Extracted records START
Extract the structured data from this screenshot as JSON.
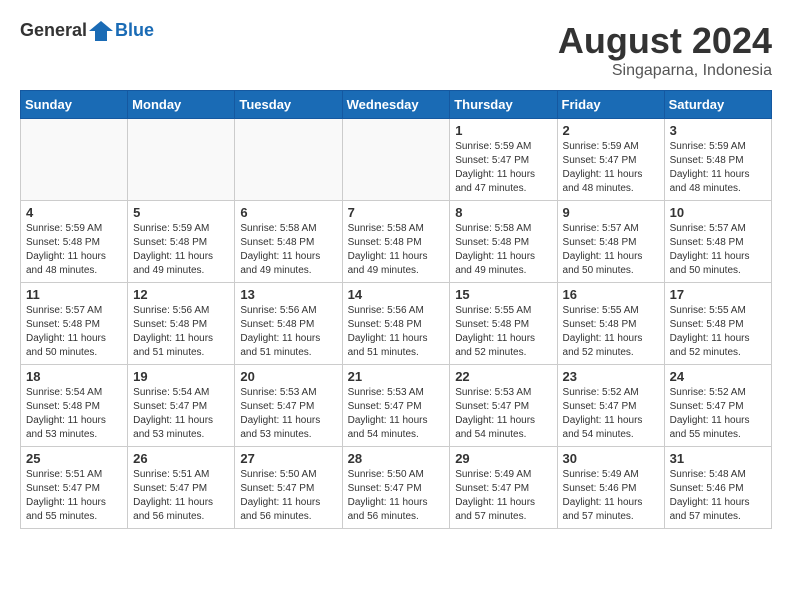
{
  "header": {
    "logo_general": "General",
    "logo_blue": "Blue",
    "month_year": "August 2024",
    "location": "Singaparna, Indonesia"
  },
  "days_of_week": [
    "Sunday",
    "Monday",
    "Tuesday",
    "Wednesday",
    "Thursday",
    "Friday",
    "Saturday"
  ],
  "weeks": [
    [
      {
        "day": "",
        "info": ""
      },
      {
        "day": "",
        "info": ""
      },
      {
        "day": "",
        "info": ""
      },
      {
        "day": "",
        "info": ""
      },
      {
        "day": "1",
        "info": "Sunrise: 5:59 AM\nSunset: 5:47 PM\nDaylight: 11 hours and 47 minutes."
      },
      {
        "day": "2",
        "info": "Sunrise: 5:59 AM\nSunset: 5:47 PM\nDaylight: 11 hours and 48 minutes."
      },
      {
        "day": "3",
        "info": "Sunrise: 5:59 AM\nSunset: 5:48 PM\nDaylight: 11 hours and 48 minutes."
      }
    ],
    [
      {
        "day": "4",
        "info": "Sunrise: 5:59 AM\nSunset: 5:48 PM\nDaylight: 11 hours and 48 minutes."
      },
      {
        "day": "5",
        "info": "Sunrise: 5:59 AM\nSunset: 5:48 PM\nDaylight: 11 hours and 49 minutes."
      },
      {
        "day": "6",
        "info": "Sunrise: 5:58 AM\nSunset: 5:48 PM\nDaylight: 11 hours and 49 minutes."
      },
      {
        "day": "7",
        "info": "Sunrise: 5:58 AM\nSunset: 5:48 PM\nDaylight: 11 hours and 49 minutes."
      },
      {
        "day": "8",
        "info": "Sunrise: 5:58 AM\nSunset: 5:48 PM\nDaylight: 11 hours and 49 minutes."
      },
      {
        "day": "9",
        "info": "Sunrise: 5:57 AM\nSunset: 5:48 PM\nDaylight: 11 hours and 50 minutes."
      },
      {
        "day": "10",
        "info": "Sunrise: 5:57 AM\nSunset: 5:48 PM\nDaylight: 11 hours and 50 minutes."
      }
    ],
    [
      {
        "day": "11",
        "info": "Sunrise: 5:57 AM\nSunset: 5:48 PM\nDaylight: 11 hours and 50 minutes."
      },
      {
        "day": "12",
        "info": "Sunrise: 5:56 AM\nSunset: 5:48 PM\nDaylight: 11 hours and 51 minutes."
      },
      {
        "day": "13",
        "info": "Sunrise: 5:56 AM\nSunset: 5:48 PM\nDaylight: 11 hours and 51 minutes."
      },
      {
        "day": "14",
        "info": "Sunrise: 5:56 AM\nSunset: 5:48 PM\nDaylight: 11 hours and 51 minutes."
      },
      {
        "day": "15",
        "info": "Sunrise: 5:55 AM\nSunset: 5:48 PM\nDaylight: 11 hours and 52 minutes."
      },
      {
        "day": "16",
        "info": "Sunrise: 5:55 AM\nSunset: 5:48 PM\nDaylight: 11 hours and 52 minutes."
      },
      {
        "day": "17",
        "info": "Sunrise: 5:55 AM\nSunset: 5:48 PM\nDaylight: 11 hours and 52 minutes."
      }
    ],
    [
      {
        "day": "18",
        "info": "Sunrise: 5:54 AM\nSunset: 5:48 PM\nDaylight: 11 hours and 53 minutes."
      },
      {
        "day": "19",
        "info": "Sunrise: 5:54 AM\nSunset: 5:47 PM\nDaylight: 11 hours and 53 minutes."
      },
      {
        "day": "20",
        "info": "Sunrise: 5:53 AM\nSunset: 5:47 PM\nDaylight: 11 hours and 53 minutes."
      },
      {
        "day": "21",
        "info": "Sunrise: 5:53 AM\nSunset: 5:47 PM\nDaylight: 11 hours and 54 minutes."
      },
      {
        "day": "22",
        "info": "Sunrise: 5:53 AM\nSunset: 5:47 PM\nDaylight: 11 hours and 54 minutes."
      },
      {
        "day": "23",
        "info": "Sunrise: 5:52 AM\nSunset: 5:47 PM\nDaylight: 11 hours and 54 minutes."
      },
      {
        "day": "24",
        "info": "Sunrise: 5:52 AM\nSunset: 5:47 PM\nDaylight: 11 hours and 55 minutes."
      }
    ],
    [
      {
        "day": "25",
        "info": "Sunrise: 5:51 AM\nSunset: 5:47 PM\nDaylight: 11 hours and 55 minutes."
      },
      {
        "day": "26",
        "info": "Sunrise: 5:51 AM\nSunset: 5:47 PM\nDaylight: 11 hours and 56 minutes."
      },
      {
        "day": "27",
        "info": "Sunrise: 5:50 AM\nSunset: 5:47 PM\nDaylight: 11 hours and 56 minutes."
      },
      {
        "day": "28",
        "info": "Sunrise: 5:50 AM\nSunset: 5:47 PM\nDaylight: 11 hours and 56 minutes."
      },
      {
        "day": "29",
        "info": "Sunrise: 5:49 AM\nSunset: 5:47 PM\nDaylight: 11 hours and 57 minutes."
      },
      {
        "day": "30",
        "info": "Sunrise: 5:49 AM\nSunset: 5:46 PM\nDaylight: 11 hours and 57 minutes."
      },
      {
        "day": "31",
        "info": "Sunrise: 5:48 AM\nSunset: 5:46 PM\nDaylight: 11 hours and 57 minutes."
      }
    ]
  ]
}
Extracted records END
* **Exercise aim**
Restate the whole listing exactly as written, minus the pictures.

* **Solution for this problem**
Extract the structured data from this screenshot as JSON.
{
  "header": {
    "logo_general": "General",
    "logo_blue": "Blue",
    "month_year": "August 2024",
    "location": "Singaparna, Indonesia"
  },
  "days_of_week": [
    "Sunday",
    "Monday",
    "Tuesday",
    "Wednesday",
    "Thursday",
    "Friday",
    "Saturday"
  ],
  "weeks": [
    [
      {
        "day": "",
        "info": ""
      },
      {
        "day": "",
        "info": ""
      },
      {
        "day": "",
        "info": ""
      },
      {
        "day": "",
        "info": ""
      },
      {
        "day": "1",
        "info": "Sunrise: 5:59 AM\nSunset: 5:47 PM\nDaylight: 11 hours and 47 minutes."
      },
      {
        "day": "2",
        "info": "Sunrise: 5:59 AM\nSunset: 5:47 PM\nDaylight: 11 hours and 48 minutes."
      },
      {
        "day": "3",
        "info": "Sunrise: 5:59 AM\nSunset: 5:48 PM\nDaylight: 11 hours and 48 minutes."
      }
    ],
    [
      {
        "day": "4",
        "info": "Sunrise: 5:59 AM\nSunset: 5:48 PM\nDaylight: 11 hours and 48 minutes."
      },
      {
        "day": "5",
        "info": "Sunrise: 5:59 AM\nSunset: 5:48 PM\nDaylight: 11 hours and 49 minutes."
      },
      {
        "day": "6",
        "info": "Sunrise: 5:58 AM\nSunset: 5:48 PM\nDaylight: 11 hours and 49 minutes."
      },
      {
        "day": "7",
        "info": "Sunrise: 5:58 AM\nSunset: 5:48 PM\nDaylight: 11 hours and 49 minutes."
      },
      {
        "day": "8",
        "info": "Sunrise: 5:58 AM\nSunset: 5:48 PM\nDaylight: 11 hours and 49 minutes."
      },
      {
        "day": "9",
        "info": "Sunrise: 5:57 AM\nSunset: 5:48 PM\nDaylight: 11 hours and 50 minutes."
      },
      {
        "day": "10",
        "info": "Sunrise: 5:57 AM\nSunset: 5:48 PM\nDaylight: 11 hours and 50 minutes."
      }
    ],
    [
      {
        "day": "11",
        "info": "Sunrise: 5:57 AM\nSunset: 5:48 PM\nDaylight: 11 hours and 50 minutes."
      },
      {
        "day": "12",
        "info": "Sunrise: 5:56 AM\nSunset: 5:48 PM\nDaylight: 11 hours and 51 minutes."
      },
      {
        "day": "13",
        "info": "Sunrise: 5:56 AM\nSunset: 5:48 PM\nDaylight: 11 hours and 51 minutes."
      },
      {
        "day": "14",
        "info": "Sunrise: 5:56 AM\nSunset: 5:48 PM\nDaylight: 11 hours and 51 minutes."
      },
      {
        "day": "15",
        "info": "Sunrise: 5:55 AM\nSunset: 5:48 PM\nDaylight: 11 hours and 52 minutes."
      },
      {
        "day": "16",
        "info": "Sunrise: 5:55 AM\nSunset: 5:48 PM\nDaylight: 11 hours and 52 minutes."
      },
      {
        "day": "17",
        "info": "Sunrise: 5:55 AM\nSunset: 5:48 PM\nDaylight: 11 hours and 52 minutes."
      }
    ],
    [
      {
        "day": "18",
        "info": "Sunrise: 5:54 AM\nSunset: 5:48 PM\nDaylight: 11 hours and 53 minutes."
      },
      {
        "day": "19",
        "info": "Sunrise: 5:54 AM\nSunset: 5:47 PM\nDaylight: 11 hours and 53 minutes."
      },
      {
        "day": "20",
        "info": "Sunrise: 5:53 AM\nSunset: 5:47 PM\nDaylight: 11 hours and 53 minutes."
      },
      {
        "day": "21",
        "info": "Sunrise: 5:53 AM\nSunset: 5:47 PM\nDaylight: 11 hours and 54 minutes."
      },
      {
        "day": "22",
        "info": "Sunrise: 5:53 AM\nSunset: 5:47 PM\nDaylight: 11 hours and 54 minutes."
      },
      {
        "day": "23",
        "info": "Sunrise: 5:52 AM\nSunset: 5:47 PM\nDaylight: 11 hours and 54 minutes."
      },
      {
        "day": "24",
        "info": "Sunrise: 5:52 AM\nSunset: 5:47 PM\nDaylight: 11 hours and 55 minutes."
      }
    ],
    [
      {
        "day": "25",
        "info": "Sunrise: 5:51 AM\nSunset: 5:47 PM\nDaylight: 11 hours and 55 minutes."
      },
      {
        "day": "26",
        "info": "Sunrise: 5:51 AM\nSunset: 5:47 PM\nDaylight: 11 hours and 56 minutes."
      },
      {
        "day": "27",
        "info": "Sunrise: 5:50 AM\nSunset: 5:47 PM\nDaylight: 11 hours and 56 minutes."
      },
      {
        "day": "28",
        "info": "Sunrise: 5:50 AM\nSunset: 5:47 PM\nDaylight: 11 hours and 56 minutes."
      },
      {
        "day": "29",
        "info": "Sunrise: 5:49 AM\nSunset: 5:47 PM\nDaylight: 11 hours and 57 minutes."
      },
      {
        "day": "30",
        "info": "Sunrise: 5:49 AM\nSunset: 5:46 PM\nDaylight: 11 hours and 57 minutes."
      },
      {
        "day": "31",
        "info": "Sunrise: 5:48 AM\nSunset: 5:46 PM\nDaylight: 11 hours and 57 minutes."
      }
    ]
  ]
}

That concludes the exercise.